Same-store sales in Starbucks’ Americas region gained 5 per cent in the quarter, trailing the average estimate for a 6.2 per cent increase, according to Consensus Metrix. The shares fell 4.8 per cent to $73.60 at 4:36 pm in late trading in New York. Starbucks slid 1.4 per cent this year through today’s close, compared with a 7.9 per cent gain for the Standard & Poor’s 500 Index. Fourth-quarter net income was $587.9 million, or 77 cents a share. Excluding some items, profit was 74 cents a share, matching estimates. In the fourth quarter a year earlier, Starbucks posted a loss of $1.23 billion, or $1.64 a share, as it paid about $2.78 billion to resolve a dispute with Kraft Foods over its packaged-coffee business.
The company forecast fiscal 2015 profit excluding certain items of as much as $3.13 a share.
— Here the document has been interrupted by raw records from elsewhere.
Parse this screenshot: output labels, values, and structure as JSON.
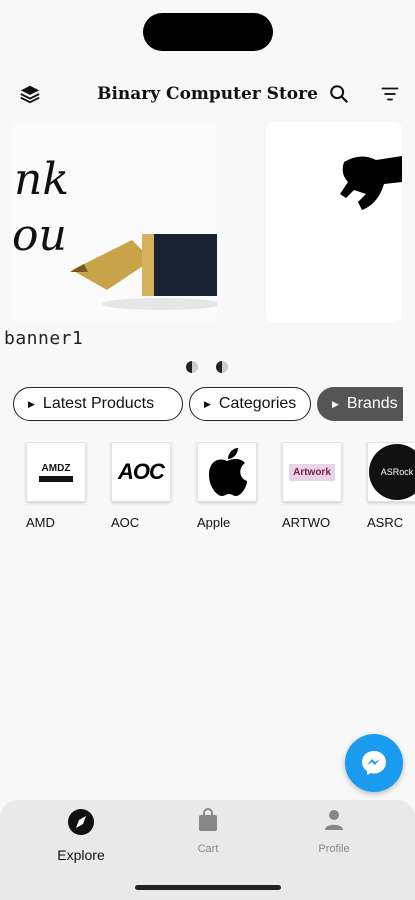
{
  "app": {
    "title": "Binary Computer Store"
  },
  "banners": [
    {
      "label": "banner1"
    },
    {
      "label": ""
    }
  ],
  "banner_art": {
    "script_line1": "nk",
    "script_line2": "ou"
  },
  "chips": [
    {
      "label": "Latest Products",
      "active": false
    },
    {
      "label": "Categories",
      "active": false
    },
    {
      "label": "Brands",
      "active": true
    }
  ],
  "brands": [
    {
      "name": "AMD",
      "logo_text": "AMDZ"
    },
    {
      "name": "AOC",
      "logo_text": "AOC"
    },
    {
      "name": "Apple",
      "logo_text": ""
    },
    {
      "name": "ARTWO",
      "logo_text": "Artwork"
    },
    {
      "name": "ASRC",
      "logo_text": "ASRock"
    }
  ],
  "bottom_nav": [
    {
      "label": "Explore",
      "active": true
    },
    {
      "label": "Cart",
      "active": false
    },
    {
      "label": "Profile",
      "active": false
    }
  ],
  "colors": {
    "accent": "#1a9bf0",
    "chip_active": "#555555",
    "nav_bg": "#e9e9e9"
  }
}
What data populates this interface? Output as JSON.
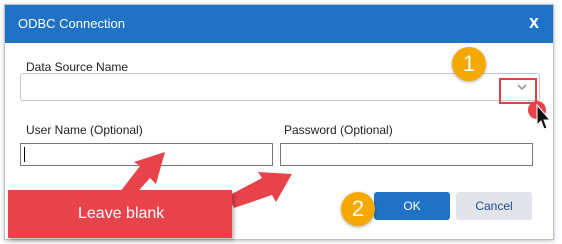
{
  "dialog": {
    "title": "ODBC Connection",
    "close_glyph": "x"
  },
  "form": {
    "dsn_label": "Data Source Name",
    "dsn_value": "",
    "user_label": "User Name (Optional)",
    "user_value": "",
    "password_label": "Password (Optional)",
    "password_value": ""
  },
  "buttons": {
    "ok_label": "OK",
    "cancel_label": "Cancel"
  },
  "annotations": {
    "step1": "1",
    "step2": "2",
    "callout_text": "Leave blank"
  },
  "colors": {
    "titlebar": "#1f72c6",
    "primary_button": "#1f72c6",
    "annotation_red": "#e8434b",
    "badge_orange": "#f5a800"
  },
  "icons": {
    "dropdown": "chevron-down-icon",
    "cursor": "mouse-pointer-icon"
  }
}
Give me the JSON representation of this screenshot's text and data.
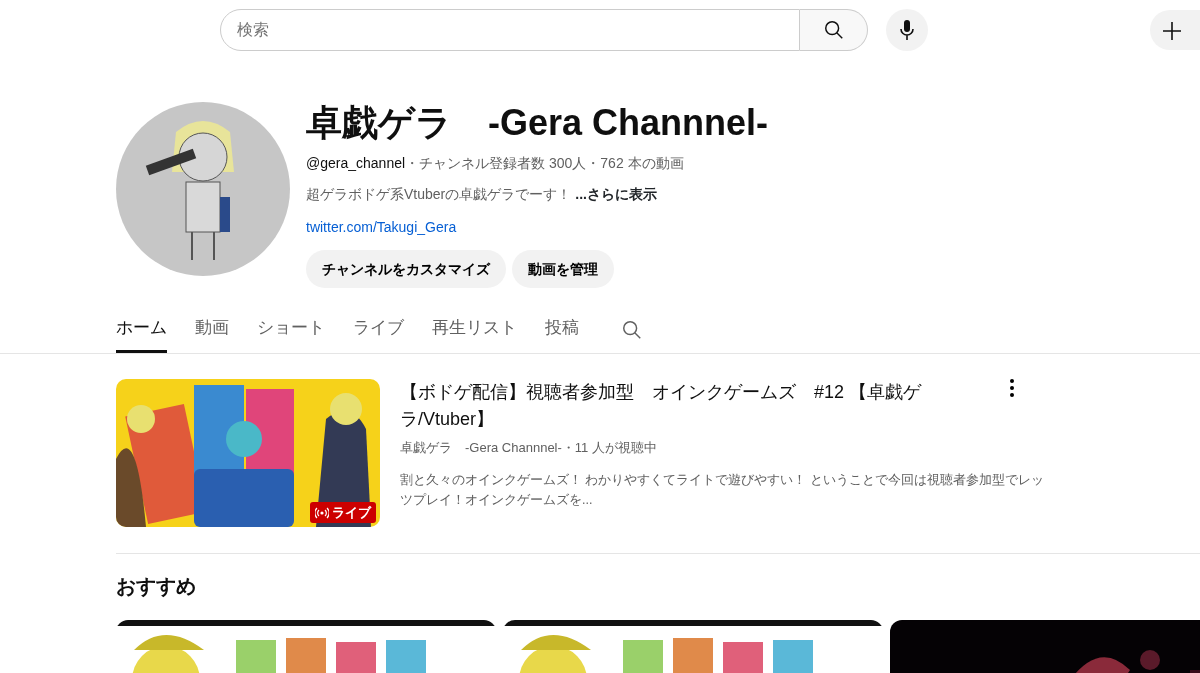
{
  "search": {
    "placeholder": "検索"
  },
  "channel": {
    "title": "卓戯ゲラ　-Gera Channnel-",
    "handle": "@gera_channel",
    "meta": "・チャンネル登録者数 300人・762 本の動画",
    "description": "超ゲラボドゲ系Vtuberの卓戯ゲラでーす！",
    "more": "...さらに表示",
    "link": "twitter.com/Takugi_Gera",
    "buttons": [
      "チャンネルをカスタマイズ",
      "動画を管理"
    ]
  },
  "tabs": [
    {
      "label": "ホーム",
      "selected": true
    },
    {
      "label": "動画",
      "selected": false
    },
    {
      "label": "ショート",
      "selected": false
    },
    {
      "label": "ライブ",
      "selected": false
    },
    {
      "label": "再生リスト",
      "selected": false
    },
    {
      "label": "投稿",
      "selected": false
    }
  ],
  "featured": {
    "title": "【ボドゲ配信】視聴者参加型　オインクゲームズ　#12 【卓戯ゲラ/Vtuber】",
    "meta": "卓戯ゲラ　-Gera Channnel-・11 人が視聴中",
    "description": "割と久々のオインクゲームズ！ わかりやすくてライトで遊びやすい！ ということで今回は視聴者参加型でレッツプレイ！オインクゲームズを...",
    "badge": "ライブ"
  },
  "recommended": {
    "heading": "おすすめ"
  }
}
Analysts estimate $3.16, on average.
Starbucks tested new grilled-cheese and brisket baguettes for lunch earlier in 2014 and plans to introduce a new lunch menu. It’s also starting to introduce mobile ordering in the US, and about 150 stores in the Portland, Oregon, area will have that capability this year.
The company is focused on selling holiday-themed drinks, which last year helped drive first-quarter sales to a record $4.24 billion. This year for the holiday season, Starbucks is introducing a chestnut praline latte to attract Americans.
“We are in the same kind of difficult retail traffic environment as our competitors are,” Chief Operating Officer Troy Alstead said in an interview. More people are shopping online instead of being out in brick-and-mortar stores, he said.
Starbucks, run by Chief Executive Officer Howard Schultz, got 74 per cent of revenue from its cafes in the US, Canada and Latin America in fiscal 2013.
In Europe, the Middle East and Africa, sales at cafes open 13 months or longer rose 5 per cent, compared with analysts’ estimates of 3.3 per cent growth, according to Consensus Metrix, owned by Kaul Advisory Group in Wayne, New Jersey. Sales by that measure also climbed 5 per cent in China and Asia Pacific, trailing projections for a 7.4 per cent gain.
Last week, Dunkin’ Brands Group Inc., owner of Dunkin’ Donuts, said it will be a “challenge” to achieve the low-end of its US same-store sales forecast of 2 per cent to 3 per cent growth for this year. “We continued to feel the impact from an ongoing sluggish economy and a highly competitive quick-service restaurant breakfast and coffee environment,” CEO Nigel Travis said during a conference call on 23 October. Dunkin’ has about 7,900 US locations, while Starbucks has 11,700.
Bloomberg News, edited by Hospitality Ireland